|US5132620 *||May 21, 1990||Jul 21, 1992||The Boeing Company||Surface/subsurface corrosion detector with optical paths alterable by magnetically sensitive transducers|
|US5171981 *||Jul 12, 1990||Dec 15, 1992||The United States Of America As Represented By United States Department Of Energy||Fiber-optic voltage sensor with cladded fiber and evanescent wave variation detection|
|US6262574 *||Mar 12, 1999||Jul 17, 2001||The United States Of America As Represented By The Secretary Of The Navy||Sensor for measuring magnetic field strength and temperature for an electric motor|
|US6346810 *||Feb 6, 2001||Feb 12, 2002||The United States Of America As Represented By The Secretary Of The Navy||Electric motor control using temperature and magnetic field strength variation of its stator liminations|

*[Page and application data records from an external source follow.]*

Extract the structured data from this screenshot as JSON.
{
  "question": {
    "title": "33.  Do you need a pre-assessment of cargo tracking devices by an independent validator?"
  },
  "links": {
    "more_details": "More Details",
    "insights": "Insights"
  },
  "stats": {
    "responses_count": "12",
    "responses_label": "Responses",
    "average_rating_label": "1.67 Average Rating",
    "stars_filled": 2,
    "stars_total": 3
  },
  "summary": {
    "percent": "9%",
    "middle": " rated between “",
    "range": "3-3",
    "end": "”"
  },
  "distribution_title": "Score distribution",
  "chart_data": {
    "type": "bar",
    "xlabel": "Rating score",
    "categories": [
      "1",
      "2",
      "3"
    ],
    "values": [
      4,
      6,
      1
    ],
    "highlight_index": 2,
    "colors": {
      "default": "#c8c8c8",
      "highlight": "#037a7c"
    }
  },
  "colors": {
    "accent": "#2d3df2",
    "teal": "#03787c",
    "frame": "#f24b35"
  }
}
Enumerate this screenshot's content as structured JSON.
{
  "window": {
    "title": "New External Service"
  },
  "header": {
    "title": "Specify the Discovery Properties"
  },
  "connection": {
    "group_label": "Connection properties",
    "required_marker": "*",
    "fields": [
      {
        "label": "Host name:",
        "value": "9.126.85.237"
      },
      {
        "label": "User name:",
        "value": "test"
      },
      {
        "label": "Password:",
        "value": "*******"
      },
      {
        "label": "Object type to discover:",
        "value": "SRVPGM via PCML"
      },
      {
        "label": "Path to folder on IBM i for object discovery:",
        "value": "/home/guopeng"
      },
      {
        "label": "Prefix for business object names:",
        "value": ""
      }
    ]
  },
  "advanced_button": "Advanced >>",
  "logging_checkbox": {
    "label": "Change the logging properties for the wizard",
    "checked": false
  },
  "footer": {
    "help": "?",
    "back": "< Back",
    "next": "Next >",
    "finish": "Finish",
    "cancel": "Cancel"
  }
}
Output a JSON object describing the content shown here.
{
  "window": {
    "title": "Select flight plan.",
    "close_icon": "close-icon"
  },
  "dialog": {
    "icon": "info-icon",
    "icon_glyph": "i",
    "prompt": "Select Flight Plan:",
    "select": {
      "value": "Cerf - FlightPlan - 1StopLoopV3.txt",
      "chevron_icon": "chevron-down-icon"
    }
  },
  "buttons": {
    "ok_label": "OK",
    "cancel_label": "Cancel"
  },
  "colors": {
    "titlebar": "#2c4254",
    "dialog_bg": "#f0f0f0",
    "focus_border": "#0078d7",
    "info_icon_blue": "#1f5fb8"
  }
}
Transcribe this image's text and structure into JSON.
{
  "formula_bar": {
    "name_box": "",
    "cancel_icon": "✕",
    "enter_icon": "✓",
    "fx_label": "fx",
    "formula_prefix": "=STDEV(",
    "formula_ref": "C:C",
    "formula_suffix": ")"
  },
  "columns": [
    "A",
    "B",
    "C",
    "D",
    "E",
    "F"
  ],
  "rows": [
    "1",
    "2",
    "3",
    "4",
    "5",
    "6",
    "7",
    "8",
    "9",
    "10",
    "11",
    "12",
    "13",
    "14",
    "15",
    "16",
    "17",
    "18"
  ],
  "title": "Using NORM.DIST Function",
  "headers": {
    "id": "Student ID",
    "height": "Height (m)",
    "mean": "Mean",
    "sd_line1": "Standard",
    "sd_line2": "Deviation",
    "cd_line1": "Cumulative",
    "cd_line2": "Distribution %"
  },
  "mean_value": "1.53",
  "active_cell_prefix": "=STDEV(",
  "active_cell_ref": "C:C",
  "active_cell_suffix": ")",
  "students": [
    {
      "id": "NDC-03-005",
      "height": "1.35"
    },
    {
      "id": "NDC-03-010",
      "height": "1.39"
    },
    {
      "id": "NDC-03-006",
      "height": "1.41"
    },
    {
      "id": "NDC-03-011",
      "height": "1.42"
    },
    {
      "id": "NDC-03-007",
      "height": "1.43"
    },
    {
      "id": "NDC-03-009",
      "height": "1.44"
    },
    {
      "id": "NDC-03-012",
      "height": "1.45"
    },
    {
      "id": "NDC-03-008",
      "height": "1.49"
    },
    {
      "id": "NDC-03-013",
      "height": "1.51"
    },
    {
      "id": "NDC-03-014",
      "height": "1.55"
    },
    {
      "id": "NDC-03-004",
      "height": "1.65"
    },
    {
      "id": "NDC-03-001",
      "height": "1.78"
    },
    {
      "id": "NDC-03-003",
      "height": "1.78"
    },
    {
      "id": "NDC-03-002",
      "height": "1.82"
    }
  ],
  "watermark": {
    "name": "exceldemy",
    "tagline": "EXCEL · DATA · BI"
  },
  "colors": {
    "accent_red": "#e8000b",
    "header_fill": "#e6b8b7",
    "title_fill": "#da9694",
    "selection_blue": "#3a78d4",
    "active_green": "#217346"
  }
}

|US6476532 *||Dec 29, 1998||Nov 5, 2002||Newport News Shipbuilding||Magnetostrictive-compensated core of electromagnetic device|
|US9091785||Jan 8, 2013||Jul 28, 2015||Halliburton Energy Services, Inc.||Fiberoptic systems and methods for formation monitoring|
|US9188694||Nov 16, 2012||Nov 17, 2015||Halliburton Energy Services, Inc.||Optical interferometric sensors for measuring electromagnetic fields|
|US9273548||Oct 10, 2012||Mar 1, 2016||Halliburton Energy Services, Inc.||Fiberoptic systems and methods detecting EM signals via resistive heating|
|US9417294 *||Nov 14, 2013||Aug 16, 2016||Uwm Research Foundation, Inc.||Current sensors using magnetostrictive material|
|US9513398||Nov 18, 2013||Dec 6, 2016||Halliburton Energy Services, Inc.||Casing mounted EM transducers having a soft magnetic layer|
|US20140132256 *||Nov 14, 2013||May 15, 2014||Uwm Research Foundation, Inc.||Current sensors using magnetostrictive material|
|U.S. Classification||250/227.19, 324/96, 324/244.1, 324/244|
|Mar 2, 1987||AS||Assignment|
Owner name: HER MAJESTY THE QUEEN IN RIGHT OF CANADA AS REPRES
Free format text: ASSIGNMENT OF ASSIGNORS INTEREST.;ASSIGNORS:FAILES, MICHAEL;MOUROULIS, PANTAZIS;REEL/FRAME:004677/0642
Effective date: 19861112
Owner name: UNITED STATES OF AMERICA, THE,
Free format text: LICENSE;ASSIGNOR:HER MAJESTY THE QUEEN IN RIGHT OF CANADA A REPRESENTED HEREIN BY THE MINISTER OF NATIONAL DEFENCE;REEL/FRAME:004677/0644
Effective date: 19851122
|Jun 13, 1990||REMI||Maintenance fee reminder mailed|
|Nov 11, 1990||LAPS||Lapse for failure to pay maintenance fees|
|Jan 22, 1991||FP||Expired due to failure to pay maintenance fee|
Effective date: 19901111